|1043 – Boat raid to Constantinople (war with Byzantium)||The campaign ended unsuccessfully, the weather conditions and the Greek Fire caused serious losses to the army of Kiev. Peace was concluded three years later.
In 1051, Yaroslav appointed the Kiev Metropolitan without the consent of the Patriarch of Constantinople.
|1046 – Conclusion of peace with Byzantium||Dynastic marriage of relatives of the emperor Konstantin Monomakh and Vsevolod Yaroslavich|
|1049/1051 – Dynastic marriage with the king of France||Anna Yaroslavna is getting married to Henry I of France|
Brief description of domestic policy
Also, together with Metropolitan Hilarion, whom Prince Yaroslav appointed without the consent of the Patriarch of Constantinople, the Church Statute was issued.
The prince paid attention to the promotion of education – a school was opened in Novgorod, a translation and census of books was organized at the Sofia Cathedral (founded in honor of the defeat of the Pechenegs near Kiev in 1036), and later appeared an extensive library.
As the military campaigns were carried out successfully, the prince strengthened the borders — new fortress cities appeared on the border territories.
Results of the reign
- The price of receiving of the Kiev throne for Prince Yaroslav was the land of Red Rus lost during the civil strife of 1015-1019, and which were returned after a truce with Prince Mstislav and joint campaigns to Poland in 1030-1031.
- The development of education has become another stone in the foundation of the future Slavic culture.
- The construction of new cities in the acquired territories and the fortresses of the Poros line provided additional state protection against future invasions of nomads.
- “Truth of Yaroslav” and “Church Statute” are new milestones at the stage of development of civil and ecclesiastical law.
- The influence of Kievan Rus in the directions north and northeast is strengthened.
- Renewed relations with Poland, the captives and the cities of Cherven, captured by Boleslaw I returned.
- Dynastic marriages were concluded with the kings of France, Poland, Hungary, and Norway, as well as the family of the emperor of Byzantium – increasing the prestige of Kievan Rus in Europe.
- Repelled the Pecheneg raid on Kiev – more these tribes did not disturb the south-eastern borders of the state
Family and personal life
Ingigerd, daughter of Sweden’s first Christian king Olaf Shyotkonung and Queen Astrid, became the wife of Yaroslav in 1019.
Children of Ingigerdy and Yaroslav the Wise
Kievan Rus after Yaroslav the Wise
Before his death in 1054, Prince Yaroslav instructed his children to live peacefully, without quarrels and strife, and also divided the land between them, appointing Izyaslav as the elder.

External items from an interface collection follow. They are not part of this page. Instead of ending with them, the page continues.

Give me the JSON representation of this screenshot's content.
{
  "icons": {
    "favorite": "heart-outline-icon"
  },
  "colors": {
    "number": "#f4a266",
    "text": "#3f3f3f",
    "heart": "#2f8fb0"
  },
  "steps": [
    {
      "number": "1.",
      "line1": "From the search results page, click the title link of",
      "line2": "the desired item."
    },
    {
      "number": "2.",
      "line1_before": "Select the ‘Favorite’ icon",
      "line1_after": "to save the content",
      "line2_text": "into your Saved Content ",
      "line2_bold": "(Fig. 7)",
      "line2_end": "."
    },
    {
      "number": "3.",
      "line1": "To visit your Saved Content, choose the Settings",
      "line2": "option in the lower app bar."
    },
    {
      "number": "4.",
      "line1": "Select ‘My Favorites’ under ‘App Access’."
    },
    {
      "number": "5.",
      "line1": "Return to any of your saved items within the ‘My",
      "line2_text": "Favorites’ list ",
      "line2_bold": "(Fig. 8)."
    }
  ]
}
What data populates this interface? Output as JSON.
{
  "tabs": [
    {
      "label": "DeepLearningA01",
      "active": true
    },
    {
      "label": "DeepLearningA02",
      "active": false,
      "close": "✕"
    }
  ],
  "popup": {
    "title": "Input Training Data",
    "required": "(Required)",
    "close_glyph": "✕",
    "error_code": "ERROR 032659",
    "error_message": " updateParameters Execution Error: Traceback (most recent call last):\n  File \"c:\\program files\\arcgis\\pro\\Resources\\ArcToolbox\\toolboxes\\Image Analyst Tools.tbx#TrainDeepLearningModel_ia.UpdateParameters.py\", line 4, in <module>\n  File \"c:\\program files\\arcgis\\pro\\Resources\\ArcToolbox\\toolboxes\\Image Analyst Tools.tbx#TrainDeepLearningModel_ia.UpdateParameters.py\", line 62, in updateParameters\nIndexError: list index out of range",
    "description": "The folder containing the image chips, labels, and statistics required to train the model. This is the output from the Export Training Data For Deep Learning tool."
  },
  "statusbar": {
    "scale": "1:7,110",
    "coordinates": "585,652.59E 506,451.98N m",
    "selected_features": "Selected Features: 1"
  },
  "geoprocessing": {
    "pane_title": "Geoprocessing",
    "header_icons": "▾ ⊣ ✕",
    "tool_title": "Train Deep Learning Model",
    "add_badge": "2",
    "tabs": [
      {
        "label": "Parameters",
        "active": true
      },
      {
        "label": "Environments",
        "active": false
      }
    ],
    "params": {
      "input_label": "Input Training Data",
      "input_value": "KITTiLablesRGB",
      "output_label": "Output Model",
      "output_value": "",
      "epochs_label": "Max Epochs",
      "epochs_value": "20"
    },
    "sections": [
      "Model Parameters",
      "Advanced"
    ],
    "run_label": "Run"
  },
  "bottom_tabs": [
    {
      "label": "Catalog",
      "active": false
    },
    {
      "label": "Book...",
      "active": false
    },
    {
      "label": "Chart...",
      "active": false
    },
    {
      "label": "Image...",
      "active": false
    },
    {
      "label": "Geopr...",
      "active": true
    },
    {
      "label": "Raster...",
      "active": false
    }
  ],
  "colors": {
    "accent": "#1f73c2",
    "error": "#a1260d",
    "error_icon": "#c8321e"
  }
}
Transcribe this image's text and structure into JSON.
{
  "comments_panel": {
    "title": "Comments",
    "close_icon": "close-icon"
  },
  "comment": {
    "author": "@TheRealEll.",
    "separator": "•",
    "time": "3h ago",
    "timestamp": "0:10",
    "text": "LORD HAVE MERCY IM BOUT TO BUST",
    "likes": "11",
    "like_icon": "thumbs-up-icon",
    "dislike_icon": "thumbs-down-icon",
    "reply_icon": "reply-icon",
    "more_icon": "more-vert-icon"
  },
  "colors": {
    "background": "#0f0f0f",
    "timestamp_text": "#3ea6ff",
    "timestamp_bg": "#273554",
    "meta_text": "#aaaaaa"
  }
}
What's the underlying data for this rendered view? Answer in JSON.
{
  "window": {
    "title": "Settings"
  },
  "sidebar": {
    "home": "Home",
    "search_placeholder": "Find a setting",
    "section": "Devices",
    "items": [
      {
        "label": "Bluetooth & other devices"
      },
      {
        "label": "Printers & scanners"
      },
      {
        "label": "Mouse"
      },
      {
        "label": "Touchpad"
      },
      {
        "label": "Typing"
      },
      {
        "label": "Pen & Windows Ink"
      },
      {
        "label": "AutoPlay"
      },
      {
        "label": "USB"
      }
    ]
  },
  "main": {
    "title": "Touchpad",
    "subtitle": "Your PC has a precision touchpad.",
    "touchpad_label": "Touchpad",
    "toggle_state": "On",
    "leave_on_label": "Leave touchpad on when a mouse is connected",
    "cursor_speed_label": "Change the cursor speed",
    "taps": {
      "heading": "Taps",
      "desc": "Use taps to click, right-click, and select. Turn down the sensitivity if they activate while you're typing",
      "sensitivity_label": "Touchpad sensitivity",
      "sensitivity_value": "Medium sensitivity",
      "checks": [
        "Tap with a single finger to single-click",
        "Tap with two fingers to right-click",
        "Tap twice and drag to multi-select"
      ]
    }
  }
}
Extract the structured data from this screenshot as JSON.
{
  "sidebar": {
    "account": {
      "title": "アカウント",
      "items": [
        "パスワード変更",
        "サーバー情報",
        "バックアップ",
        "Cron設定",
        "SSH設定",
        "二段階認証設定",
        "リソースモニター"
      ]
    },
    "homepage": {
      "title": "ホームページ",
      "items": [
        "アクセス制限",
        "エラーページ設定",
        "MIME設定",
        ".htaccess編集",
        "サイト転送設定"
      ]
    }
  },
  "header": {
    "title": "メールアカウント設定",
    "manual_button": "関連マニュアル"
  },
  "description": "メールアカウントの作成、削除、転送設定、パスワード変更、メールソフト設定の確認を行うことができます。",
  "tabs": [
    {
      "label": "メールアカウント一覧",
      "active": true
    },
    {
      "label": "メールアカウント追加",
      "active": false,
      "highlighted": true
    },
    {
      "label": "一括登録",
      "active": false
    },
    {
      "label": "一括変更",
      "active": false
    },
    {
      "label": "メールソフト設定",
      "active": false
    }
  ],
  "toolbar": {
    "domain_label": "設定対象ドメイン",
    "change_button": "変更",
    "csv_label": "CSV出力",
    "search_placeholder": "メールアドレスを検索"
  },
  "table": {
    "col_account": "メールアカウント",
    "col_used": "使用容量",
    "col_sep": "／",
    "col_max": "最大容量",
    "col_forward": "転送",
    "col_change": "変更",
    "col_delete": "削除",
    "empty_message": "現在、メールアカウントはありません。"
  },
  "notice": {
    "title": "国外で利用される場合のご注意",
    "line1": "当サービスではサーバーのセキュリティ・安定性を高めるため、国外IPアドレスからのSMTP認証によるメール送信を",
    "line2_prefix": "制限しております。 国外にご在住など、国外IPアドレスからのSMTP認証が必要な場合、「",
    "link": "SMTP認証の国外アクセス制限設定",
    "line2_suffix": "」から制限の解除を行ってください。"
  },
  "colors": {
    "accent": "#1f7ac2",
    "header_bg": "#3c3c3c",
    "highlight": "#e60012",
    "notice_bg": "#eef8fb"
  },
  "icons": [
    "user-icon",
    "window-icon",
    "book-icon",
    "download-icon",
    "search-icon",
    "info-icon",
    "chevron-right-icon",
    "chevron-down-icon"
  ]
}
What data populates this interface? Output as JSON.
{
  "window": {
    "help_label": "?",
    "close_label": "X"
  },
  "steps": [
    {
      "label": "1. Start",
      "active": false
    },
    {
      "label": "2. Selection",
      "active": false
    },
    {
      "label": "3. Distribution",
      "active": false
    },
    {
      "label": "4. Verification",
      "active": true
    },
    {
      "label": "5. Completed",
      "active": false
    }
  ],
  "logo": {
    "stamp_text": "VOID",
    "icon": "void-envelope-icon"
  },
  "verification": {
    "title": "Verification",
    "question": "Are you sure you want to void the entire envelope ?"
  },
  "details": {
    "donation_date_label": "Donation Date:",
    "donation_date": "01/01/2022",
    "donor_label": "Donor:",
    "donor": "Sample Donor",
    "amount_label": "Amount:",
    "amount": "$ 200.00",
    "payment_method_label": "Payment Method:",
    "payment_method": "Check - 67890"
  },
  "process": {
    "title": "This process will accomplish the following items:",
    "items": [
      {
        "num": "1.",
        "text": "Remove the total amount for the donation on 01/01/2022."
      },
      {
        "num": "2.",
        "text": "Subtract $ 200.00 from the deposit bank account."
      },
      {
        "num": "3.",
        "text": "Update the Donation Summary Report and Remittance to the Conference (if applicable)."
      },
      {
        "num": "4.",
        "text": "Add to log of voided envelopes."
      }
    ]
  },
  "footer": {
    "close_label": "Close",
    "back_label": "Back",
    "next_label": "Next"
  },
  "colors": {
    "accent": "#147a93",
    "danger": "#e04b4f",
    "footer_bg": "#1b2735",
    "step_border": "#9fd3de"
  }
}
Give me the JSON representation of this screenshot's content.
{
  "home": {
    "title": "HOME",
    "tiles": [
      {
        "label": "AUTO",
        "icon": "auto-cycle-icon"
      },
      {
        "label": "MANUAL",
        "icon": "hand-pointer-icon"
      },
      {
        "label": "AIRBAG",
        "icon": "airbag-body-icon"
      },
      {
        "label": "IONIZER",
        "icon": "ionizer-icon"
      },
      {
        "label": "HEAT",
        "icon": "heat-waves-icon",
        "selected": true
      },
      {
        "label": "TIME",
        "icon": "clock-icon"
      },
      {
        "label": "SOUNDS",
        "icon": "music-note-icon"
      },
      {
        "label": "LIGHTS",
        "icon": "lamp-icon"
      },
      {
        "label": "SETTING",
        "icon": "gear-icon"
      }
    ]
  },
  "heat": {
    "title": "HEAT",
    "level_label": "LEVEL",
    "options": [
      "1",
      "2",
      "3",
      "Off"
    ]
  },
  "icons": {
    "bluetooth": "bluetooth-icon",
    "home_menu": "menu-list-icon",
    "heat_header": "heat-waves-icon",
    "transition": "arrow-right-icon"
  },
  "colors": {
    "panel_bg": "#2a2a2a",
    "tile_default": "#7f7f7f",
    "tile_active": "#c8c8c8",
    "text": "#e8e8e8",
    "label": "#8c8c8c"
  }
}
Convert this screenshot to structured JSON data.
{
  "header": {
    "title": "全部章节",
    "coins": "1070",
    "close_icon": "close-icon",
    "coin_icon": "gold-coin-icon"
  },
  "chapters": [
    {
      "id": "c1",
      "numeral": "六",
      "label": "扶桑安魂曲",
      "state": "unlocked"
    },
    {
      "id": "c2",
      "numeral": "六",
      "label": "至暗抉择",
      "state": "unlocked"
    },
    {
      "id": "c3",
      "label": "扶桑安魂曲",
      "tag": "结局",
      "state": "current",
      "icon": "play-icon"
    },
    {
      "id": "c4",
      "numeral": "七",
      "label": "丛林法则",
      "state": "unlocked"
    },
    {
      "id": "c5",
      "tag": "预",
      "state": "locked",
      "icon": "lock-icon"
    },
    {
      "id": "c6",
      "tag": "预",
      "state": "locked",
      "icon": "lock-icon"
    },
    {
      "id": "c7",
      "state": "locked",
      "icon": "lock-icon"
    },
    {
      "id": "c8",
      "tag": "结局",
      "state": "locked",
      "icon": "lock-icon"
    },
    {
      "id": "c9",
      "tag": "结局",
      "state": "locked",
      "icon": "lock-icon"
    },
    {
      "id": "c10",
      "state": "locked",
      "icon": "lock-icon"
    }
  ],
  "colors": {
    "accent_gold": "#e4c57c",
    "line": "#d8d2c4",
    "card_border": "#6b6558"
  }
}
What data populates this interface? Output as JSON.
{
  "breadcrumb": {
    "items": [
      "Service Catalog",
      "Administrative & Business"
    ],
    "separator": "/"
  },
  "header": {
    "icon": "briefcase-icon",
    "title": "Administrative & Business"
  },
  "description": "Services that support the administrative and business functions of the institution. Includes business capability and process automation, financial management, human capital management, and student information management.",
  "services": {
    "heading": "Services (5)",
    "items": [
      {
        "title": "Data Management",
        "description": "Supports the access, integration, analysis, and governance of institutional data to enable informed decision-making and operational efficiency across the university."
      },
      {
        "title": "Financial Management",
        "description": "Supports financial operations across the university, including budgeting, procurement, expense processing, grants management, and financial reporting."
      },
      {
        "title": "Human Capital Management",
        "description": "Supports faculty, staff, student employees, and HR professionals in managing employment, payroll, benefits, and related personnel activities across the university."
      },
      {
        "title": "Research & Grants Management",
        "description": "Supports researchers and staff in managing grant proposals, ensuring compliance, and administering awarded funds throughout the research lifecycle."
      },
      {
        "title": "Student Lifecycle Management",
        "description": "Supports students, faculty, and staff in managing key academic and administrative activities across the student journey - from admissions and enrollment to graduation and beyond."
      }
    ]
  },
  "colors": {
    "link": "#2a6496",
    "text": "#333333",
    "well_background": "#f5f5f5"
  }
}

Soon, two younger sons, Igor and Vyacheslav, died and the actual power was concentrated in the hands of Svyatoslav, Izyaslav and Vsevolod (the eldest son Vladimir died before the death of Yaroslav himself).
Up until 1073, the brothers ruled together, this period was called by the historians “The Triumvirate of Yaroslavichi”. Unfortunately, the children of Yaroslav, like the two generations of rulers of Kievan Rus before them, did not preserve peace within the state, and from 1073 they again began internecine wars.
The image in the culture and memory of generations
The personality of Yaroslav the Wise left a more than significant mark in the history of modern Russia and Ukraine. Over the past centuries, many paintings, films and monuments dedicated to the prince were created.
Why and for what Yaroslav was called Wise?
Old Russian chroniclers raise the theme of the wisdom of Yaroslav, starting with “praise for the books”, placed under the year 1037 in the Tale of Bygone Years, which, according to their legends, was that Yaroslav was wise because he built the temples of Saint Sophia in Kiev and Novgorod, that is, he dedicated the main temples of the cities of Sofia – the wisdom of God, to which the main temple of Constantinople is dedicated. Thus, Yaroslav declareted that the Russian church stands on a par with the Byzantine church. Having mentioned wisdom, the chroniclers, as a rule, reveal this concept, referring to the Old Testament Solomon.